# EXERCISE
Go through the entries below and copy each line containing the word "Cylindrical".

[DATASET CONTENT]

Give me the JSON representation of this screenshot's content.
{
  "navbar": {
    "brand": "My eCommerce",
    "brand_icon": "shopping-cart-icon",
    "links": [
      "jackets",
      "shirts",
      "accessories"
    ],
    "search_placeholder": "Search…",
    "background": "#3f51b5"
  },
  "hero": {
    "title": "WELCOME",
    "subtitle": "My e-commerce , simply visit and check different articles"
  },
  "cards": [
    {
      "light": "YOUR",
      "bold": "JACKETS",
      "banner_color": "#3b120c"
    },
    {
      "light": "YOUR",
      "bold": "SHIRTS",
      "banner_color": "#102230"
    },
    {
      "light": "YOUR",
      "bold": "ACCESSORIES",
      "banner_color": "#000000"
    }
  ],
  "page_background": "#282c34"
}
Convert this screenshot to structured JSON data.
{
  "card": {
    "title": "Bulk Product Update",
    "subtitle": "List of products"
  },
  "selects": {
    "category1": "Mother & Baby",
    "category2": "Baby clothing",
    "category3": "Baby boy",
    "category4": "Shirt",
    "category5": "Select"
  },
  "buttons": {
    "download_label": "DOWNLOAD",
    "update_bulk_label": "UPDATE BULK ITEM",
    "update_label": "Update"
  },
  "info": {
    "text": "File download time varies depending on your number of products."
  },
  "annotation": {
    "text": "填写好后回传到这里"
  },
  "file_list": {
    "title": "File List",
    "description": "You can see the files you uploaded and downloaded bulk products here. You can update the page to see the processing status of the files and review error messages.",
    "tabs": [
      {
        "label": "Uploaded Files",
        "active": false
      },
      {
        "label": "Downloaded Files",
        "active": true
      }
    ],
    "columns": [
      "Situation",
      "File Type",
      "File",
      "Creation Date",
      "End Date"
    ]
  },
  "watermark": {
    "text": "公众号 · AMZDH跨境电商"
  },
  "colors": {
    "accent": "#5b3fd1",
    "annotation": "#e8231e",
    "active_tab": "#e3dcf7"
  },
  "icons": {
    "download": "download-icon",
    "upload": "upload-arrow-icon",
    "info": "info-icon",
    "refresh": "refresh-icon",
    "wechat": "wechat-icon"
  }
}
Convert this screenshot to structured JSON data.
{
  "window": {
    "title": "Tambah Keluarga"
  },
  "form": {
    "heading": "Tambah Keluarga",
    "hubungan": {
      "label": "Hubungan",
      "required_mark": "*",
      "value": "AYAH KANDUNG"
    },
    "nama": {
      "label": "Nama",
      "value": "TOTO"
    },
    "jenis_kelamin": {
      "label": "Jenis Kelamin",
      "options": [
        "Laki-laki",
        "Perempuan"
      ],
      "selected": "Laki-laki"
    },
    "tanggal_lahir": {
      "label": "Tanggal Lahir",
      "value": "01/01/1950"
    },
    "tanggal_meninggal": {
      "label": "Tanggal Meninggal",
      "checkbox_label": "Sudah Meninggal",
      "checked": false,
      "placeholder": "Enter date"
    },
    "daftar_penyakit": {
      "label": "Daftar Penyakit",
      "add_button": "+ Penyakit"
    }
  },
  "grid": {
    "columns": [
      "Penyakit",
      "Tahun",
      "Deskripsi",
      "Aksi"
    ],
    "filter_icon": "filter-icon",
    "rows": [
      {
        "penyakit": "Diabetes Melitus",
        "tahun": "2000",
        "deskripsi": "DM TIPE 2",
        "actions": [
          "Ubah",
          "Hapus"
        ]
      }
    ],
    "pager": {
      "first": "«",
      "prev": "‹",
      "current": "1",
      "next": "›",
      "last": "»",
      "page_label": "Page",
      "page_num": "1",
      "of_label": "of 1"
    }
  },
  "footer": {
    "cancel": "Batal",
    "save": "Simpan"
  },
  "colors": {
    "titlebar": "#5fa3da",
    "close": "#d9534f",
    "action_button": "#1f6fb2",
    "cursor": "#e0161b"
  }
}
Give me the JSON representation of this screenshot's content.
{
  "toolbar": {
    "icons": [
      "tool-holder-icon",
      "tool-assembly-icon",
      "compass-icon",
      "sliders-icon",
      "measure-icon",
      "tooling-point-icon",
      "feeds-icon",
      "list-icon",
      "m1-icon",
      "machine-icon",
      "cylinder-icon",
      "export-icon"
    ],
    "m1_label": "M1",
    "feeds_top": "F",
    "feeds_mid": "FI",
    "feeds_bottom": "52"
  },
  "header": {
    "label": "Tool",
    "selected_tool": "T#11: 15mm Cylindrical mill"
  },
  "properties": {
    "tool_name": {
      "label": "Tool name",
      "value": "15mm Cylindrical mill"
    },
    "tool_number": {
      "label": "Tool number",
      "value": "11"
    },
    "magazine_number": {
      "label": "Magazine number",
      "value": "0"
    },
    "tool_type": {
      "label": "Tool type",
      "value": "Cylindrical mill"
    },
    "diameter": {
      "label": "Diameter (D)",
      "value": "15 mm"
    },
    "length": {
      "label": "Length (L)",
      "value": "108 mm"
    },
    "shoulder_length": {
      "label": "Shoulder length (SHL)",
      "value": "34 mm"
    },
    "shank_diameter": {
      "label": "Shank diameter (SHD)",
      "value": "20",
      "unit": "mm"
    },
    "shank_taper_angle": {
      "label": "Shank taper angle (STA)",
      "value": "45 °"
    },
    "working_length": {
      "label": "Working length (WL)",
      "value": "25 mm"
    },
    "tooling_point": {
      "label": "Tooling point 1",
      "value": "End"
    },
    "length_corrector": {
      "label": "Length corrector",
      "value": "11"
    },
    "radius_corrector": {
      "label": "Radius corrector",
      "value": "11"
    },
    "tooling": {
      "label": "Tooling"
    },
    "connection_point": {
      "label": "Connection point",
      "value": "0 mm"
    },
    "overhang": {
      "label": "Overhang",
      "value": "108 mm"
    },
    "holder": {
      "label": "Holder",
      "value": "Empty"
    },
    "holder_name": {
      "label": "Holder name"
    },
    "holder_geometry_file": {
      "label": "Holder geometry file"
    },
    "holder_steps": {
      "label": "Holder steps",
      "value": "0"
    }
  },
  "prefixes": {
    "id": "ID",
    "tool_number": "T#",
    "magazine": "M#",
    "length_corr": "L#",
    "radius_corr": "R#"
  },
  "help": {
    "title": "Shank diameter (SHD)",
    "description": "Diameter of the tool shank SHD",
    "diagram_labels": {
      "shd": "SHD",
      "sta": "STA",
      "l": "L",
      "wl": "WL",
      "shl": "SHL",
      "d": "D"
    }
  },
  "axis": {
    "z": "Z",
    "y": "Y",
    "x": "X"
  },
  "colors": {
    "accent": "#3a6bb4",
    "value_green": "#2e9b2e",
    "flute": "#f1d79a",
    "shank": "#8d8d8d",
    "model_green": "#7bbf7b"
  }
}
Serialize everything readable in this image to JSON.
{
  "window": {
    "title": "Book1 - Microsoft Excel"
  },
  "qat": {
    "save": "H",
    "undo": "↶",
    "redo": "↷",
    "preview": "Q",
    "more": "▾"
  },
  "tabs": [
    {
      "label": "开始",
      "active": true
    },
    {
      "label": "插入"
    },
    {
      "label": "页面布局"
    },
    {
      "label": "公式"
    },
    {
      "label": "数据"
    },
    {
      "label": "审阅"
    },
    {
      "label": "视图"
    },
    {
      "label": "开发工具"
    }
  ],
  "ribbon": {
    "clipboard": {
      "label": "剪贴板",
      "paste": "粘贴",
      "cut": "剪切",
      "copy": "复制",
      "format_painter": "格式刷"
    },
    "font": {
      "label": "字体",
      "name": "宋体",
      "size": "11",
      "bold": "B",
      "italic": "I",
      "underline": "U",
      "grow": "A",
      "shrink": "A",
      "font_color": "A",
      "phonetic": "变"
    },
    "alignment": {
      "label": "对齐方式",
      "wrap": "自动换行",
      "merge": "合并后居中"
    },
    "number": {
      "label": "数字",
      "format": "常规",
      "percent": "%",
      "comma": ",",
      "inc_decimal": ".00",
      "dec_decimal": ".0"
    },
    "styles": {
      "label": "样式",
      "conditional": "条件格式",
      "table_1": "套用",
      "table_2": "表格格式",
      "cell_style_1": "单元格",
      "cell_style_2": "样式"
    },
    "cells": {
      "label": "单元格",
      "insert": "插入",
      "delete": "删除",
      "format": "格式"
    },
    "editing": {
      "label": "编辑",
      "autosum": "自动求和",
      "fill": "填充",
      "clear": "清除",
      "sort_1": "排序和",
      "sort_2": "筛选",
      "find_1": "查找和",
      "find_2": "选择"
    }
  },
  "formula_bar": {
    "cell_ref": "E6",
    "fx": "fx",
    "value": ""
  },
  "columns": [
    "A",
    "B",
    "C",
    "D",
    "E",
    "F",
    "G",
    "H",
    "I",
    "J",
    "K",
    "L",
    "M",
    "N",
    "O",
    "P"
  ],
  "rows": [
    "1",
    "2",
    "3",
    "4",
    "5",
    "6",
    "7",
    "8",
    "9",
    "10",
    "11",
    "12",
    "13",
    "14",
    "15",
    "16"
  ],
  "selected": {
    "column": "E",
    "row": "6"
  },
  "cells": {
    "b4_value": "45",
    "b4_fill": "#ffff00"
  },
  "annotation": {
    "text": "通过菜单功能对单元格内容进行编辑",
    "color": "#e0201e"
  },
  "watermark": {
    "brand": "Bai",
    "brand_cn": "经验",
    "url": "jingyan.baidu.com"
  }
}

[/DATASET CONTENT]

# OUTPUT FOR THIS TASK
    "selected_tool": "T#11: 15mm Cylindrical mill"
      "value": "15mm Cylindrical mill"
      "value": "Cylindrical mill"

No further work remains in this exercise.